- Work instructions -
Reproduce the entries exactly. Omit none of them.

- Records supplied -
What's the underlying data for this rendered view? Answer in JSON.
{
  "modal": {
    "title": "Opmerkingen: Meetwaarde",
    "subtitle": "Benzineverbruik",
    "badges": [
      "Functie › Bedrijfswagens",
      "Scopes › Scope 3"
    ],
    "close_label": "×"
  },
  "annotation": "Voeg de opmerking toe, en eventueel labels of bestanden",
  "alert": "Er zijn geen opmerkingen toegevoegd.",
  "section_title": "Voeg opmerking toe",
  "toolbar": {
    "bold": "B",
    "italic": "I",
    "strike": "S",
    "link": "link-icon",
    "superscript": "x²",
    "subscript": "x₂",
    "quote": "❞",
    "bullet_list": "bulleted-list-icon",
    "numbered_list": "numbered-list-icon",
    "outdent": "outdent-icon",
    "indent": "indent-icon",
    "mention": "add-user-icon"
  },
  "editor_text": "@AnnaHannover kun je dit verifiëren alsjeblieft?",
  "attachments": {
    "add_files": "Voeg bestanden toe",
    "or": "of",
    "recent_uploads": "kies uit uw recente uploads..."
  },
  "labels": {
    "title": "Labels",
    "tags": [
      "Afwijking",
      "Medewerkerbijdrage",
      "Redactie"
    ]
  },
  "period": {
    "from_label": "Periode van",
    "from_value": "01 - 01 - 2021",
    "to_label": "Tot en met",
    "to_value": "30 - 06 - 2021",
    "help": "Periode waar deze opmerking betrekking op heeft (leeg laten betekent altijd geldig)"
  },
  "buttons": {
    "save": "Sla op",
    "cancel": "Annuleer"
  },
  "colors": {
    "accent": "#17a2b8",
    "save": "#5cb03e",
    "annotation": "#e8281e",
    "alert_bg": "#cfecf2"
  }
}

- Solution to this problem -
What's the underlying data for this rendered view? Answer in JSON.
{
  "modal": {
    "title": "Opmerkingen: Meetwaarde",
    "subtitle": "Benzineverbruik",
    "badges": [
      "Functie › Bedrijfswagens",
      "Scopes › Scope 3"
    ],
    "close_label": "×"
  },
  "annotation": "Voeg de opmerking toe, en eventueel labels of bestanden",
  "alert": "Er zijn geen opmerkingen toegevoegd.",
  "section_title": "Voeg opmerking toe",
  "toolbar": {
    "bold": "B",
    "italic": "I",
    "strike": "S",
    "link": "link-icon",
    "superscript": "x²",
    "subscript": "x₂",
    "quote": "❞",
    "bullet_list": "bulleted-list-icon",
    "numbered_list": "numbered-list-icon",
    "outdent": "outdent-icon",
    "indent": "indent-icon",
    "mention": "add-user-icon"
  },
  "editor_text": "@AnnaHannover kun je dit verifiëren alsjeblieft?",
  "attachments": {
    "add_files": "Voeg bestanden toe",
    "or": "of",
    "recent_uploads": "kies uit uw recente uploads..."
  },
  "labels": {
    "title": "Labels",
    "tags": [
      "Afwijking",
      "Medewerkerbijdrage",
      "Redactie"
    ]
  },
  "period": {
    "from_label": "Periode van",
    "from_value": "01 - 01 - 2021",
    "to_label": "Tot en met",
    "to_value": "30 - 06 - 2021",
    "help": "Periode waar deze opmerking betrekking op heeft (leeg laten betekent altijd geldig)"
  },
  "buttons": {
    "save": "Sla op",
    "cancel": "Annuleer"
  },
  "colors": {
    "accent": "#17a2b8",
    "save": "#5cb03e",
    "annotation": "#e8281e",
    "alert_bg": "#cfecf2"
  }
}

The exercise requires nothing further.